Qi-Kun Xue, a professor of physics at Tsinghua University in China, will present the 2011 Mueller Lecture in Physics on March 31 at the Penn State University Park campus. The free public lecture is sponsored by the Eberly College of Science and the Department of Physics.

This lecture, intended for a general audience, is titled "Molecular Beam Epitaxy-Scanning Tunneling Microscopy," and will be held at 4 p.m. in 117 Osmond Laboratory. A social will be held preceding this lecture, starting at 3:30 p.m. in the Davey Laboratory/Osmond Laboratory overpass.

Xue's research interests include scanning-tunneling microcopy and spectroscopy, molecular-beam epitaxy growth of semiconductor and metal thin films, low-dimensional superconductivity, molecule-based spintronics, topological insulators, and quantum-size effects in low-dimensional structures. Xue received his doctorate degree in condensed-matter physics from the Institute of Physics of the Chinese Academy of Sciences (CAS) in 1994. From 1994 to 2000, he worked as a research associate at the Institute for Materials Research at Tohoku University in Japan, and as a visiting assistant professor in the Department of Physics at North Carolina State University. He became a professor at the Institute of Physics at CAS in 1999 and was elected a member of the Chinese Academy of Sciences in 2005. In that same year, he moved to Tsinghua University in China. In addition to being a professor at Tsinghua University, he also is the chair of the Department of Physics and the dean of the School of Sciences.

The Erwin W. Mueller Memorial Lecture in Physics honors the late Erwin W. Mueller, who was a member of the Department of Physics at Penn State from 1952 until his death in 1977. Among his many accomplishments were important contributions to the field of microscopy. He invented the field ion microscope, which enabled him to be the first person to see individual atoms. He also invented the atom-probe field ion microscope, an instrument that can aim at a single atom in a crystal surface, separate it from surrounding atoms, and identify it by mass. He was the first person at Penn State awarded the National Medal of Science. For more information about the lectures, contact Cheryl Ann Wagner at 814-865-7534.

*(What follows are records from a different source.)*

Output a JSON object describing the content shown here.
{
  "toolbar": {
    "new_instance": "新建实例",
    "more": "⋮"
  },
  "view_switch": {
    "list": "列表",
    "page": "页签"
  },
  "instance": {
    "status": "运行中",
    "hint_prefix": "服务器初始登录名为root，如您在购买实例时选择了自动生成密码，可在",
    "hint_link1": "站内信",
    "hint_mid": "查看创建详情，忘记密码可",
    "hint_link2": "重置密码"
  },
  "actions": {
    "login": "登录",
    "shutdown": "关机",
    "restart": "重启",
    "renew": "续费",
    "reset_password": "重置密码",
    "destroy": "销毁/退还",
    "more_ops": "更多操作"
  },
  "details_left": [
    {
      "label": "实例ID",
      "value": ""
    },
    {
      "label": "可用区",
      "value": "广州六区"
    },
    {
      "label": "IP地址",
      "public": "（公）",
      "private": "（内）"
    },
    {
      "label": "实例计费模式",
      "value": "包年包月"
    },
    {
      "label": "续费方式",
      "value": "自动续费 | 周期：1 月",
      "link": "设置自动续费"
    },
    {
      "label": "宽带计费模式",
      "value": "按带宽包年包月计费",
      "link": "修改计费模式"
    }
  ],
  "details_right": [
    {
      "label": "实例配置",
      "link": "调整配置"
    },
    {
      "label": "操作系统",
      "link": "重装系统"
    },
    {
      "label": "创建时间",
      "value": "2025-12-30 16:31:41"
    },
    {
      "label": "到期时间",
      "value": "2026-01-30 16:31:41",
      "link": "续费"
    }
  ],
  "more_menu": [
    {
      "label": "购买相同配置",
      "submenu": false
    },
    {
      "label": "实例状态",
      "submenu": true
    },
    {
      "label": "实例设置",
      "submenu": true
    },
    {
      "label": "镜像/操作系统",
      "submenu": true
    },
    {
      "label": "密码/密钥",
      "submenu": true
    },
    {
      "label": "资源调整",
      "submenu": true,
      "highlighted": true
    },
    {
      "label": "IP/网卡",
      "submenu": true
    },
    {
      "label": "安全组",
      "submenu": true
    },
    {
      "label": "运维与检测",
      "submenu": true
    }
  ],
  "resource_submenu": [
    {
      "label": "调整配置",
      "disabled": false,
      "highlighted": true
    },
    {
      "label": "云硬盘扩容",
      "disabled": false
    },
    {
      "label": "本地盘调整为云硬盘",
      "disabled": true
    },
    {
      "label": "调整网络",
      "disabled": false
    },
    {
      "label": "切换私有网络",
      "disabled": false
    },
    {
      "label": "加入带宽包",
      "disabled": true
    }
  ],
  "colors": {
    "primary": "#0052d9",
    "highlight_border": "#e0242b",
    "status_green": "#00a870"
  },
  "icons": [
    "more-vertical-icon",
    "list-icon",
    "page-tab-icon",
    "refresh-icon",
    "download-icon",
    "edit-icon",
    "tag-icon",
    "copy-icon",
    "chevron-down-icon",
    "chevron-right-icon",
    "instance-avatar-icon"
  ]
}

Contact Cheryl Ann Wagner : or phone 814-865-7534

Last Updated March 21, 2011